Something is rotten in the state of the Lone Star. But if no one talks about it, is it happening?
You can, at this point, put a lot of blame for this on the media; and I do. But as I say, school districts have been sending out letters annually to taxpayers explaining where the money is going: no one listened, no one cared, no one noticed. There was a huge campaign when "no fault insurance" became the law in Texas; 40 years later, people not born when that law changed still think it's not the law yet. School funding has gone from being a state obligation to a state burden, and yet the burdens heaped on the schools (we started the school testing craze. Thanks, Ross Perot!, and we haven't realized the folly of it yet.) have gone up (it takes a full time staff of administrators to keep up compliance with those tests, and the bigger the district, the more people you need just to do that). And what is the real problem?
The real problem is the responsibility of democracy. If you don't pay close attention to what the people acting in the name of the People are doing, they will rob you blind and thank for your letting them do it. Texas wasn't always such a benighted and backwoods realm of would-be robber barons; accepting the stupidity of the "free market" philosophy is on us. But if we ignore what our elected officials are doing, if we assume we know the state of things when we haven't a clue what reality is and we don't want to really pay attention because, you know, we're busy!, then we have no one to blame in the end but ourselves.
Which is why, I suppose, I keep posting from Donald Trump's Twitter feed. It's there in plain sight now. He's trying to arrange reality so he can declare victory on a wall that is never going to exist, in a fight only he is having, and it is with himself. It isn't gaslighting if it doesn't work to perplex the victim; it's just the rantings of a delusional man. If that man was living under a highway overpass near me pushing a shopping cart full of crap, I would feel sorry for him, or maybe try to help him. But that man is the President of the United States, and he's saying things so clearly at odds with reality it should make us wonder why the 25th Amendment is not being invoked, and how much more careful we really need to be next time.

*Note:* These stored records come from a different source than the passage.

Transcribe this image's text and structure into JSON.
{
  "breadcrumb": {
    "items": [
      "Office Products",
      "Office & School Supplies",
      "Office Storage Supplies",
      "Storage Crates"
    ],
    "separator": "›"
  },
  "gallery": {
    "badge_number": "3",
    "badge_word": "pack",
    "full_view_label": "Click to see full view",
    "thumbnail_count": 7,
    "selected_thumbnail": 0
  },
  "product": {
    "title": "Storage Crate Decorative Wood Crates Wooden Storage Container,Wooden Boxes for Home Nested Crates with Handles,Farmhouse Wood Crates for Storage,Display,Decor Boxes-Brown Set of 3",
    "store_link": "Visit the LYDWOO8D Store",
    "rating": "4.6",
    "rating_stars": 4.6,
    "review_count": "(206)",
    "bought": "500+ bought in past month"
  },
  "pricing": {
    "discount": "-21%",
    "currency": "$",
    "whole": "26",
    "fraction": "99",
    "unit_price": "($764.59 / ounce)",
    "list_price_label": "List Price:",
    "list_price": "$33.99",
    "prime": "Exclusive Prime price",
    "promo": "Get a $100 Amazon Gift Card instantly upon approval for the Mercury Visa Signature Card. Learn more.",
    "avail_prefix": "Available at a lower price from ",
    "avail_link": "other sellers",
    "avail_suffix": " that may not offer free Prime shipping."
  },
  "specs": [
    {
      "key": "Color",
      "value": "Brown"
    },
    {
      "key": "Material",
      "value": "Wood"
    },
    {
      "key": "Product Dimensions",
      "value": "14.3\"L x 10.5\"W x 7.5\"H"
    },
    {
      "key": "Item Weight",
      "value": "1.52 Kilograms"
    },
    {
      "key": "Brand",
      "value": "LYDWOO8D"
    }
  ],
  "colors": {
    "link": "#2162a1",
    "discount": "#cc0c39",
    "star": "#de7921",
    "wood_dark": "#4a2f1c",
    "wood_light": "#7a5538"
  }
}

And how much attention we have to pay, because Trump's victory and what power he's had, has rested largely on the fact we just assume the person saying what we agree with is the truth, without ever wondering once what the truth really is. I dunno, maybe once the system was more adversarial or just more responsible, and the competing ideas about foreign policy at least had the core of protecting America and preserving order. It may be the INF is a flawed treaty and the Obama administration was concerned about Russia's violations, too; but coming from the guy who thinks he convinced North Korea to give up its nukes and that the public testimony of his intelligence chiefs was misreported, I don't trust his actions now, and the Congress is too supine yet to tell him shutting down the government and declaring yourself king are both non-starters and not the way to run a government, and grounds for serious questions about the President's fitness for office.
And the rest of us seem to be interested largely in Anyone But Trump; which is not exactly the lesson we should be learning, here.